Winthrop Rockefeller Honored for Civil Rights Work
Two-term Arkansas governor and Winrock namesake is inducted into Civil Rights Heritage Trail.
When the Rev. Martin Luther King was assassinated 50 years ago this month, Winthrop Rockefeller, then governor of Arkansas, was the only southern governor to hold a memorial for King in his state. This is just one of many reasons why Rockefeller is being inducted into the Arkansas Civil Rights Heritage Trail, which honors those who made significant contributions to civil rights in the state.
Rockefeller was inaugurated governor of Arkansas in 1967, becoming the state’s first Republican governor since Reconstruction. During his two terms in office, Rockefeller appointed a number of African Americans to state commissions and departments, worked to reform the state’s criminal justice system and completed the integration of the public schools.
The grandson of Standard Oil’s John D. Rockefeller, Winthrop Rockefeller moved to Arkansas in 1953 and established Winrock Farms as a model farm and livestock center to demonstrate state-of-the-art agricultural methods. As chairman of the Arkansas Industrial Development Commission, Rockefeller brought 600 new plants and 90,000 new jobs to the state.
After Rockefeller’s death in 1973, trustees of his estate created the Winrock International Research and Training Center to further his wish that the farm be “venturesome and innovative” and provide tools to help people help themselves. In 1985, the Center merged with two other Rockefeller foundations, the Agricultural Development Council (A/D/C) and the International Agricultural Development Service (IADS) to become Winrock International.

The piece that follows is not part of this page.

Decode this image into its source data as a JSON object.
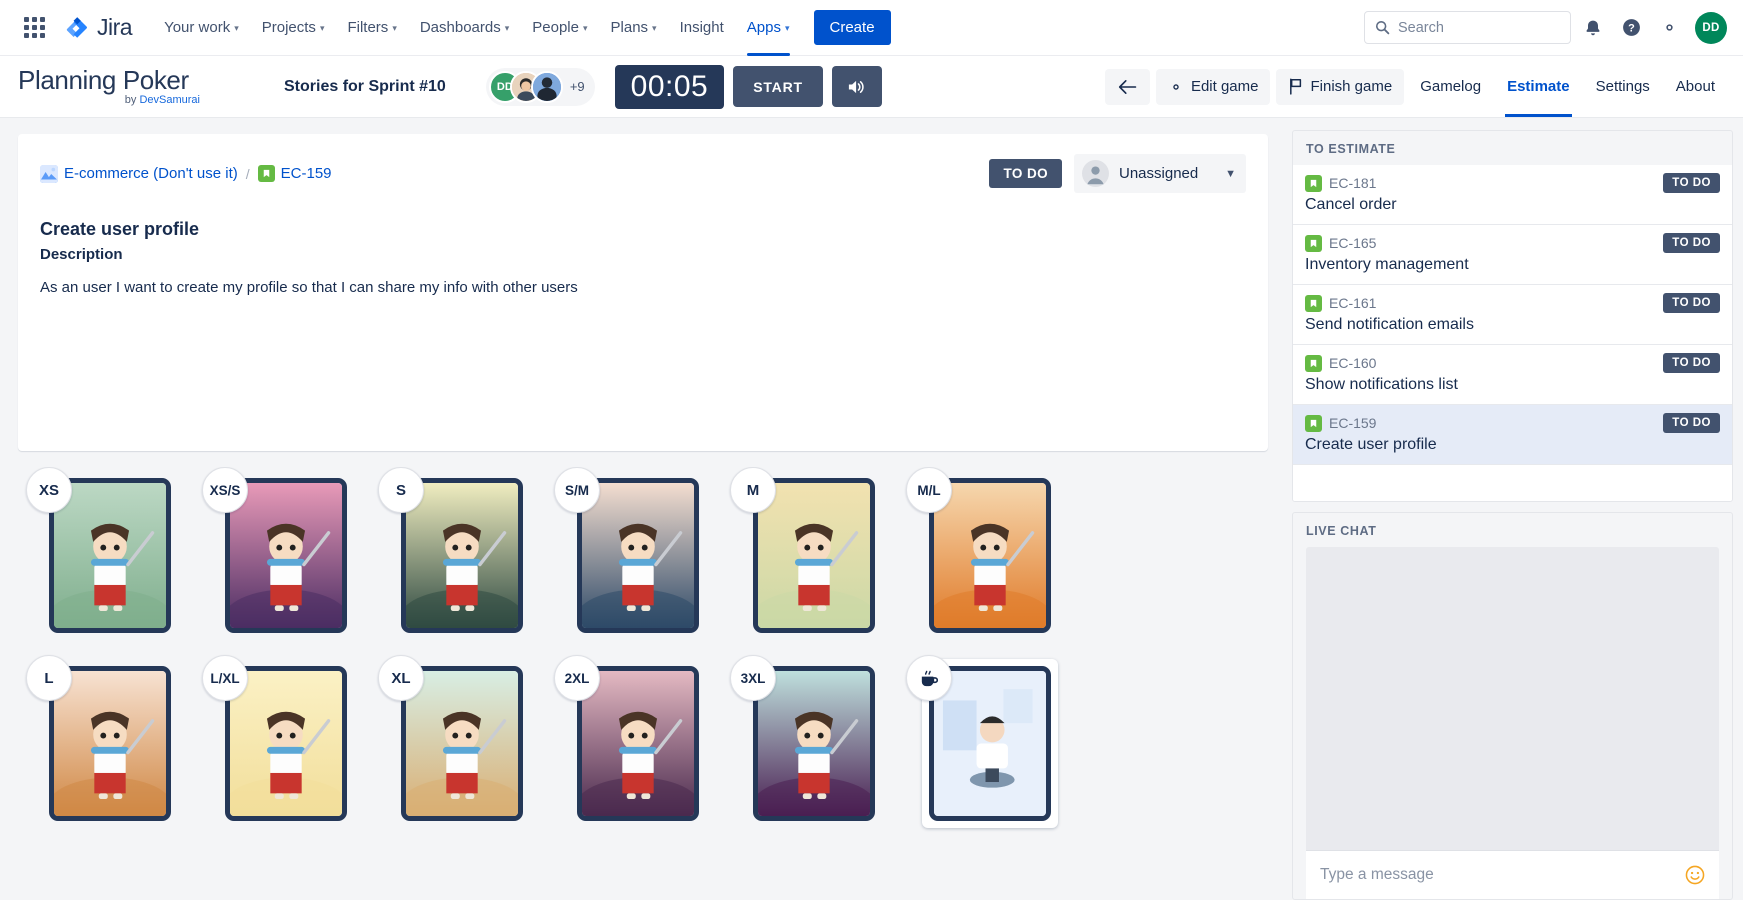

The Arkansas Civil Rights Heritage Trail begins in front of Arkansas’s Old State House Convention Center in Little Rock and will eventually extend to the William J. Clinton Presidential Center and Park and other points throughout the city.